▶ [What you will do] Please print the data that follows, keeping every line exact.

***** Excerpted records

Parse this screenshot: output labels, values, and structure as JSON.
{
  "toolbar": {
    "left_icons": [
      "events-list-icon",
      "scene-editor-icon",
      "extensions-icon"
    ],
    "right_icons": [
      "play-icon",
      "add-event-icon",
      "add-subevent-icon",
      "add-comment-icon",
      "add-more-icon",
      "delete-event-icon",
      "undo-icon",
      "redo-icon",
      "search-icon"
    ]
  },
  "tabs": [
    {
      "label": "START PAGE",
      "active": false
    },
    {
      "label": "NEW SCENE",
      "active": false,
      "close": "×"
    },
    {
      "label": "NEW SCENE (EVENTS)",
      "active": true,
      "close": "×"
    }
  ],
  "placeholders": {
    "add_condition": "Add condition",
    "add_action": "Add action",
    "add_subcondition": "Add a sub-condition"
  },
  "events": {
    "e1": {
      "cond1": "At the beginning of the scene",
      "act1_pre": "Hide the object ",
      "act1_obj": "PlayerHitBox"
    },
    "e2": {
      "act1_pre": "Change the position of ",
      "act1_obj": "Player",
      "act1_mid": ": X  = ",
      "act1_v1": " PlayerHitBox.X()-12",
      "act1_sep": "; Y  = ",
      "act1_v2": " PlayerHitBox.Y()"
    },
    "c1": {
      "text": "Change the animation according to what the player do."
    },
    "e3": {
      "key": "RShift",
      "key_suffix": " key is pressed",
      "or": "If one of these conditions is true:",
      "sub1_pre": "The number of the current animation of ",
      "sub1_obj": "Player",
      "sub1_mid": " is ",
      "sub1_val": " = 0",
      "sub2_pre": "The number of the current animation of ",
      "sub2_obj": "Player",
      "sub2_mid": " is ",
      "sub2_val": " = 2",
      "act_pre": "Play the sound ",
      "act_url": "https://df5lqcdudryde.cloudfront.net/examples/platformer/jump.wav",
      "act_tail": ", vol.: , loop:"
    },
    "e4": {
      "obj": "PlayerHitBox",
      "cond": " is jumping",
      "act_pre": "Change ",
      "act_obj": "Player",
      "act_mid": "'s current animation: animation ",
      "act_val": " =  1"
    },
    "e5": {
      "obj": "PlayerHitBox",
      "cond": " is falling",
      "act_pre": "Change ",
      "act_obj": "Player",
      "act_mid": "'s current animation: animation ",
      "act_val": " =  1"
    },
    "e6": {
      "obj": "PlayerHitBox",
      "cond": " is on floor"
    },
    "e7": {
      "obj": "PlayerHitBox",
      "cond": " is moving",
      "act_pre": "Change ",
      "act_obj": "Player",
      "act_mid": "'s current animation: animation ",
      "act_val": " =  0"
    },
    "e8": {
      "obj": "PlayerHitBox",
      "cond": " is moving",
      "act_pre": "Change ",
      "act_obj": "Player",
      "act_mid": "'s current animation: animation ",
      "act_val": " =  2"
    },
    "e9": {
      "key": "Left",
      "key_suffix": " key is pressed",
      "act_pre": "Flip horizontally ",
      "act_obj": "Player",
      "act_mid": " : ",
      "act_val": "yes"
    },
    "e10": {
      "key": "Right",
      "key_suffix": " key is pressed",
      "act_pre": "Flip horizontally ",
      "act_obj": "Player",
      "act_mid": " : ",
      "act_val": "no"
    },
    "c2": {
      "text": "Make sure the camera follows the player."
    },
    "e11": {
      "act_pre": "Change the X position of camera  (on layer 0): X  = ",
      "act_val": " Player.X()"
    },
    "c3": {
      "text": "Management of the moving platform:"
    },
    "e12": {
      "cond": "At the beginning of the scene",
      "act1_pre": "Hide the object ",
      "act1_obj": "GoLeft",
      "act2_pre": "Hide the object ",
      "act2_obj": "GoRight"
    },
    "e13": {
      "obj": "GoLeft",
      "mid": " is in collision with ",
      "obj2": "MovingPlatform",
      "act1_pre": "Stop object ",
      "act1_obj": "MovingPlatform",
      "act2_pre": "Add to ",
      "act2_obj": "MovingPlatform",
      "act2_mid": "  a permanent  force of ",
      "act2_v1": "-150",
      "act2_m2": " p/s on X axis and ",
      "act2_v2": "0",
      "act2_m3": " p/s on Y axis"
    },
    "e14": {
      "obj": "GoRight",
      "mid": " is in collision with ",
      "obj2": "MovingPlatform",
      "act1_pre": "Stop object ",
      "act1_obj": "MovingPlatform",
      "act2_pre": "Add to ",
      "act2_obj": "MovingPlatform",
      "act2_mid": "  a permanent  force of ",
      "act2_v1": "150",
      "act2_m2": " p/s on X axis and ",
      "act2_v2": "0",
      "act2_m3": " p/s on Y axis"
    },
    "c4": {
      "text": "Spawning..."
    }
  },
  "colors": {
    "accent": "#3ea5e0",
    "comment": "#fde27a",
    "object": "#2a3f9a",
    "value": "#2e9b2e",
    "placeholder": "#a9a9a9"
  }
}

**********

▶ [Solution to this exercise]
Parse this screenshot: output labels, values, and structure as JSON.
{
  "toolbar": {
    "left_icons": [
      "events-list-icon",
      "scene-editor-icon",
      "extensions-icon"
    ],
    "right_icons": [
      "play-icon",
      "add-event-icon",
      "add-subevent-icon",
      "add-comment-icon",
      "add-more-icon",
      "delete-event-icon",
      "undo-icon",
      "redo-icon",
      "search-icon"
    ]
  },
  "tabs": [
    {
      "label": "START PAGE",
      "active": false
    },
    {
      "label": "NEW SCENE",
      "active": false,
      "close": "×"
    },
    {
      "label": "NEW SCENE (EVENTS)",
      "active": true,
      "close": "×"
    }
  ],
  "placeholders": {
    "add_condition": "Add condition",
    "add_action": "Add action",
    "add_subcondition": "Add a sub-condition"
  },
  "events": {
    "e1": {
      "cond1": "At the beginning of the scene",
      "act1_pre": "Hide the object ",
      "act1_obj": "PlayerHitBox"
    },
    "e2": {
      "act1_pre": "Change the position of ",
      "act1_obj": "Player",
      "act1_mid": ": X  = ",
      "act1_v1": " PlayerHitBox.X()-12",
      "act1_sep": "; Y  = ",
      "act1_v2": " PlayerHitBox.Y()"
    },
    "c1": {
      "text": "Change the animation according to what the player do."
    },
    "e3": {
      "key": "RShift",
      "key_suffix": " key is pressed",
      "or": "If one of these conditions is true:",
      "sub1_pre": "The number of the current animation of ",
      "sub1_obj": "Player",
      "sub1_mid": " is ",
      "sub1_val": " = 0",
      "sub2_pre": "The number of the current animation of ",
      "sub2_obj": "Player",
      "sub2_mid": " is ",
      "sub2_val": " = 2",
      "act_pre": "Play the sound ",
      "act_url": "https://df5lqcdudryde.cloudfront.net/examples/platformer/jump.wav",
      "act_tail": ", vol.: , loop:"
    },
    "e4": {
      "obj": "PlayerHitBox",
      "cond": " is jumping",
      "act_pre": "Change ",
      "act_obj": "Player",
      "act_mid": "'s current animation: animation ",
      "act_val": " =  1"
    },
    "e5": {
      "obj": "PlayerHitBox",
      "cond": " is falling",
      "act_pre": "Change ",
      "act_obj": "Player",
      "act_mid": "'s current animation: animation ",
      "act_val": " =  1"
    },
    "e6": {
      "obj": "PlayerHitBox",
      "cond": " is on floor"
    },
    "e7": {
      "obj": "PlayerHitBox",
      "cond": " is moving",
      "act_pre": "Change ",
      "act_obj": "Player",
      "act_mid": "'s current animation: animation ",
      "act_val": " =  0"
    },
    "e8": {
      "obj": "PlayerHitBox",
      "cond": " is moving",
      "act_pre": "Change ",
      "act_obj": "Player",
      "act_mid": "'s current animation: animation ",
      "act_val": " =  2"
    },
    "e9": {
      "key": "Left",
      "key_suffix": " key is pressed",
      "act_pre": "Flip horizontally ",
      "act_obj": "Player",
      "act_mid": " : ",
      "act_val": "yes"
    },
    "e10": {
      "key": "Right",
      "key_suffix": " key is pressed",
      "act_pre": "Flip horizontally ",
      "act_obj": "Player",
      "act_mid": " : ",
      "act_val": "no"
    },
    "c2": {
      "text": "Make sure the camera follows the player."
    },
    "e11": {
      "act_pre": "Change the X position of camera  (on layer 0): X  = ",
      "act_val": " Player.X()"
    },
    "c3": {
      "text": "Management of the moving platform:"
    },
    "e12": {
      "cond": "At the beginning of the scene",
      "act1_pre": "Hide the object ",
      "act1_obj": "GoLeft",
      "act2_pre": "Hide the object ",
      "act2_obj": "GoRight"
    },
    "e13": {
      "obj": "GoLeft",
      "mid": " is in collision with ",
      "obj2": "MovingPlatform",
      "act1_pre": "Stop object ",
      "act1_obj": "MovingPlatform",
      "act2_pre": "Add to ",
      "act2_obj": "MovingPlatform",
      "act2_mid": "  a permanent  force of ",
      "act2_v1": "-150",
      "act2_m2": " p/s on X axis and ",
      "act2_v2": "0",
      "act2_m3": " p/s on Y axis"
    },
    "e14": {
      "obj": "GoRight",
      "mid": " is in collision with ",
      "obj2": "MovingPlatform",
      "act1_pre": "Stop object ",
      "act1_obj": "MovingPlatform",
      "act2_pre": "Add to ",
      "act2_obj": "MovingPlatform",
      "act2_mid": "  a permanent  force of ",
      "act2_v1": "150",
      "act2_m2": " p/s on X axis and ",
      "act2_v2": "0",
      "act2_m3": " p/s on Y axis"
    },
    "c4": {
      "text": "Spawning..."
    }
  },
  "colors": {
    "accent": "#3ea5e0",
    "comment": "#fde27a",
    "object": "#2a3f9a",
    "value": "#2e9b2e",
    "placeholder": "#a9a9a9"
  }
}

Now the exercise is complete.